In a ruling which opens the way for the introduction of human rights legislation to employment cases through the back door, the Court of Appeal accepted that an employment tribunal (ET) was precluded from asking itself the question of whether observance of the Sabbath day is a ‘core component of the Christian faith’.
However, in dismissing the woman’s appeal, the Court found that her employers had ‘no viable or practicable alternative’ but to require her to work on Sundays and that the requirement, which accorded with the terms of her contract, was ‘a proportionate means of achieving an indisputably legitimate aim’.
There was no dispute that the woman had a genuine religious objection to working on the Sabbath. Her contract stated that she had to make herself available for shift rotas at weekends; however her employers had tried to adjust her working hours so that she could attend Church on Sundays.
The requirement led to the woman’s eventual resignation, ‘with regret’, and she launched employment tribunal (ET) proceedings, claiming constructive unfair dismissal and religious discrimination. Both claims were rejected in a decision which was later upheld by the Employment Appeal Tribunal.

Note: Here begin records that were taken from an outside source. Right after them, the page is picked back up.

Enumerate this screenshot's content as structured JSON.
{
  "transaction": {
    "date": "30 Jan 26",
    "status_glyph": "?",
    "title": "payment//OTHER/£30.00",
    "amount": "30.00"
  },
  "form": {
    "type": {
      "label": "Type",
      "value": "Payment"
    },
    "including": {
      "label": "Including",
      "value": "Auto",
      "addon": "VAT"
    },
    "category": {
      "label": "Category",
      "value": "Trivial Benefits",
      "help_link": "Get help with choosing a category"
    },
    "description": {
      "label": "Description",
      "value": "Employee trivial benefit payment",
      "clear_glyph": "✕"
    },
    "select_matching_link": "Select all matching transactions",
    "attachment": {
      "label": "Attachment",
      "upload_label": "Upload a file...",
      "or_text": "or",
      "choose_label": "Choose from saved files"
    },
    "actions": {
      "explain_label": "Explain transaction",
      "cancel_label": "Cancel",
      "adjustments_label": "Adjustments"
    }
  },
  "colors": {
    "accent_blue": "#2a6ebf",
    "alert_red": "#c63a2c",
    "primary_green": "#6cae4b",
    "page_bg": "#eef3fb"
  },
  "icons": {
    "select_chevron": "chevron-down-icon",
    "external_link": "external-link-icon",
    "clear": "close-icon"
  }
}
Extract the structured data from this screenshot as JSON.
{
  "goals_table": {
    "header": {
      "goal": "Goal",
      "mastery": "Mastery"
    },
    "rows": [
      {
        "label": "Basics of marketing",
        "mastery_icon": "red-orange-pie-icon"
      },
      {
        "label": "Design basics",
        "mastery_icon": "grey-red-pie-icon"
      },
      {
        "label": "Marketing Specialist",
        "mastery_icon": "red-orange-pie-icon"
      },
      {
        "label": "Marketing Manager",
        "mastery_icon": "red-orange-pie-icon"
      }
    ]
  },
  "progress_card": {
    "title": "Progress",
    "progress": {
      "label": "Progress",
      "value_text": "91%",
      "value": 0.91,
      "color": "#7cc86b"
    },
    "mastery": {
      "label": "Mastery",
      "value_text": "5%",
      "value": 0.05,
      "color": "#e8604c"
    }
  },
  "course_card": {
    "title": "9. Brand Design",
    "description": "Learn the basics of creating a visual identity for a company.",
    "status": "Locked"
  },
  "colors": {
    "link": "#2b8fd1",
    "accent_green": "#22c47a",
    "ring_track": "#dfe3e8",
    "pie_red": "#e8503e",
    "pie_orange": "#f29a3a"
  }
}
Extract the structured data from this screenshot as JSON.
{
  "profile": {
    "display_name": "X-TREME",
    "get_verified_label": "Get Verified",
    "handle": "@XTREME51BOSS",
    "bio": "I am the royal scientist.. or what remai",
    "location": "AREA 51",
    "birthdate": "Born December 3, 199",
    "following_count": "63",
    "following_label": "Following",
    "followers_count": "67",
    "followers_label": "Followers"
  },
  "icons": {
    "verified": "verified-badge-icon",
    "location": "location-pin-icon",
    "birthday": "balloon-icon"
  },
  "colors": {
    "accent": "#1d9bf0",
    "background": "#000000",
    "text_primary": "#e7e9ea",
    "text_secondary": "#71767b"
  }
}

The Court of Appeal found that the ET had erred in law in finding that observance of the Sabbath as a rest day was not a core component of the Christian faith. It had been wrong to ask itself that question in that it was not necessary for the woman to establish that all or most Christians, or all or most non-Conformist Christians, would be put at a particular disadvantage by a requirement to work on Sundays.
The Court noted that the provisions of the European Convention on Human Rights cannot be directly enforced in employment tribunals as such considerations fall outside their statutory jurisdiction. However, it found that the woman’s rights under Article 9 of the Convention, which enshrines the right to religious freedom, should nevertheless have been treated as persuasive by the ET.
Noting that all domestic legislation should, wherever possible, be interpreted in a way that is consistent with the Convention, the Court found that Article 9 was relevant to the ET’s consideration of whether the requirement was proportionate. It was, in the circumstances, inappropriate for the ET to ask itself whether observance of the Sabbath was a core component of the Christian faith.
The Court, however, found that the ET’s error of law had ‘made no difference’ to the outcome of the case and that the requirement that the woman should work in accordance with her contract was proportionate. A remittal of the claim to the ET for reconsideration would inevitably lead to the same result.